— DATA SHOWN —
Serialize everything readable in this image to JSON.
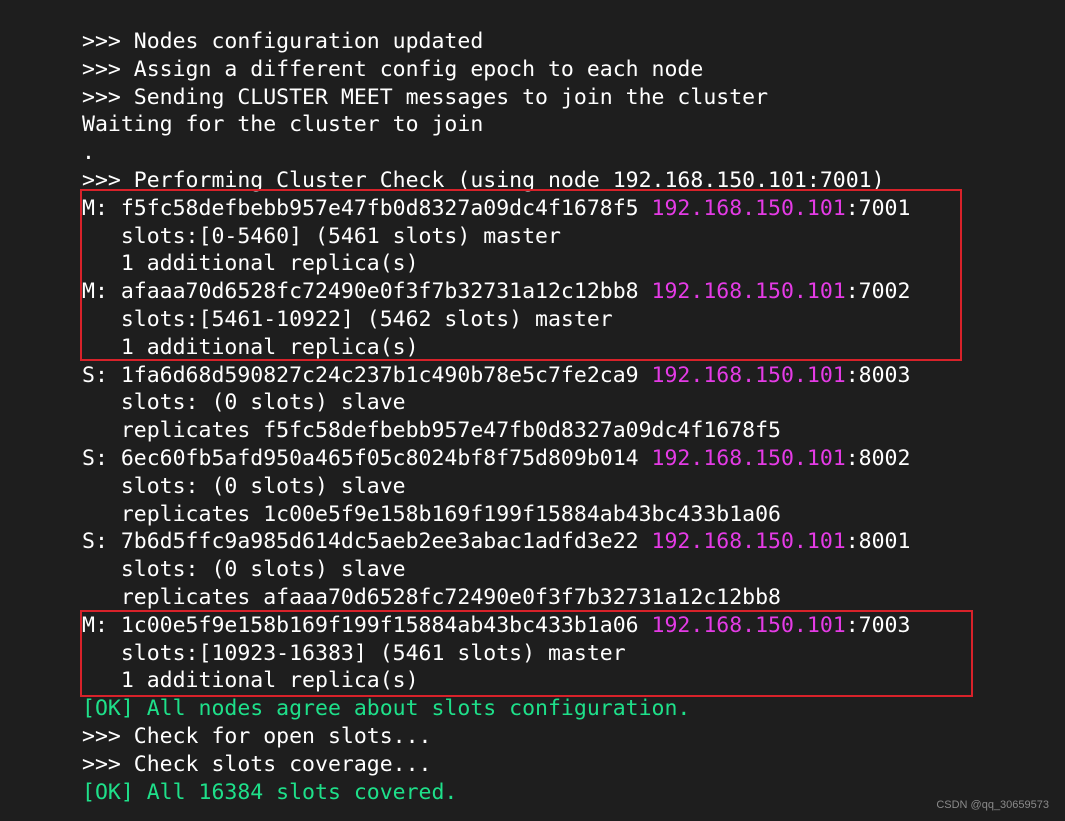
{
  "lines": [
    {
      "text": ">>> Nodes configuration updated"
    },
    {
      "text": ">>> Assign a different config epoch to each node"
    },
    {
      "text": ">>> Sending CLUSTER MEET messages to join the cluster"
    },
    {
      "text": "Waiting for the cluster to join"
    },
    {
      "text": "."
    },
    {
      "text": ">>> Performing Cluster Check (using node 192.168.150.101:7001)"
    },
    {
      "text": "M: f5fc58defbebb957e47fb0d8327a09dc4f1678f5 ",
      "ip": "192.168.150.101",
      "port": ":7001"
    },
    {
      "text": "   slots:[0-5460] (5461 slots) master"
    },
    {
      "text": "   1 additional replica(s)"
    },
    {
      "text": "M: afaaa70d6528fc72490e0f3f7b32731a12c12bb8 ",
      "ip": "192.168.150.101",
      "port": ":7002"
    },
    {
      "text": "   slots:[5461-10922] (5462 slots) master"
    },
    {
      "text": "   1 additional replica(s)"
    },
    {
      "text": "S: 1fa6d68d590827c24c237b1c490b78e5c7fe2ca9 ",
      "ip": "192.168.150.101",
      "port": ":8003"
    },
    {
      "text": "   slots: (0 slots) slave"
    },
    {
      "text": "   replicates f5fc58defbebb957e47fb0d8327a09dc4f1678f5"
    },
    {
      "text": "S: 6ec60fb5afd950a465f05c8024bf8f75d809b014 ",
      "ip": "192.168.150.101",
      "port": ":8002"
    },
    {
      "text": "   slots: (0 slots) slave"
    },
    {
      "text": "   replicates 1c00e5f9e158b169f199f15884ab43bc433b1a06"
    },
    {
      "text": "S: 7b6d5ffc9a985d614dc5aeb2ee3abac1adfd3e22 ",
      "ip": "192.168.150.101",
      "port": ":8001"
    },
    {
      "text": "   slots: (0 slots) slave"
    },
    {
      "text": "   replicates afaaa70d6528fc72490e0f3f7b32731a12c12bb8"
    },
    {
      "text": "M: 1c00e5f9e158b169f199f15884ab43bc433b1a06 ",
      "ip": "192.168.150.101",
      "port": ":7003"
    },
    {
      "text": "   slots:[10923-16383] (5461 slots) master"
    },
    {
      "text": "   1 additional replica(s)"
    },
    {
      "text": "[OK] All nodes agree about slots configuration.",
      "ok": true
    },
    {
      "text": ">>> Check for open slots..."
    },
    {
      "text": ">>> Check slots coverage..."
    },
    {
      "text": "[OK] All 16384 slots covered.",
      "ok": true
    }
  ],
  "colors": {
    "background": "#1e1e1e",
    "text": "#ffffff",
    "ok": "#1ee08a",
    "ip": "#e53be6",
    "highlight_box": "#d8222a"
  },
  "watermark": "CSDN @qq_30659573"
}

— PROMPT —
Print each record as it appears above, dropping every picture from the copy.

— ANSWER TO THIS TASK —
Serialize everything readable in this image to JSON.
{
  "lines": [
    {
      "text": ">>> Nodes configuration updated"
    },
    {
      "text": ">>> Assign a different config epoch to each node"
    },
    {
      "text": ">>> Sending CLUSTER MEET messages to join the cluster"
    },
    {
      "text": "Waiting for the cluster to join"
    },
    {
      "text": "."
    },
    {
      "text": ">>> Performing Cluster Check (using node 192.168.150.101:7001)"
    },
    {
      "text": "M: f5fc58defbebb957e47fb0d8327a09dc4f1678f5 ",
      "ip": "192.168.150.101",
      "port": ":7001"
    },
    {
      "text": "   slots:[0-5460] (5461 slots) master"
    },
    {
      "text": "   1 additional replica(s)"
    },
    {
      "text": "M: afaaa70d6528fc72490e0f3f7b32731a12c12bb8 ",
      "ip": "192.168.150.101",
      "port": ":7002"
    },
    {
      "text": "   slots:[5461-10922] (5462 slots) master"
    },
    {
      "text": "   1 additional replica(s)"
    },
    {
      "text": "S: 1fa6d68d590827c24c237b1c490b78e5c7fe2ca9 ",
      "ip": "192.168.150.101",
      "port": ":8003"
    },
    {
      "text": "   slots: (0 slots) slave"
    },
    {
      "text": "   replicates f5fc58defbebb957e47fb0d8327a09dc4f1678f5"
    },
    {
      "text": "S: 6ec60fb5afd950a465f05c8024bf8f75d809b014 ",
      "ip": "192.168.150.101",
      "port": ":8002"
    },
    {
      "text": "   slots: (0 slots) slave"
    },
    {
      "text": "   replicates 1c00e5f9e158b169f199f15884ab43bc433b1a06"
    },
    {
      "text": "S: 7b6d5ffc9a985d614dc5aeb2ee3abac1adfd3e22 ",
      "ip": "192.168.150.101",
      "port": ":8001"
    },
    {
      "text": "   slots: (0 slots) slave"
    },
    {
      "text": "   replicates afaaa70d6528fc72490e0f3f7b32731a12c12bb8"
    },
    {
      "text": "M: 1c00e5f9e158b169f199f15884ab43bc433b1a06 ",
      "ip": "192.168.150.101",
      "port": ":7003"
    },
    {
      "text": "   slots:[10923-16383] (5461 slots) master"
    },
    {
      "text": "   1 additional replica(s)"
    },
    {
      "text": "[OK] All nodes agree about slots configuration.",
      "ok": true
    },
    {
      "text": ">>> Check for open slots..."
    },
    {
      "text": ">>> Check slots coverage..."
    },
    {
      "text": "[OK] All 16384 slots covered.",
      "ok": true
    }
  ],
  "colors": {
    "background": "#1e1e1e",
    "text": "#ffffff",
    "ok": "#1ee08a",
    "ip": "#e53be6",
    "highlight_box": "#d8222a"
  },
  "watermark": "CSDN @qq_30659573"
}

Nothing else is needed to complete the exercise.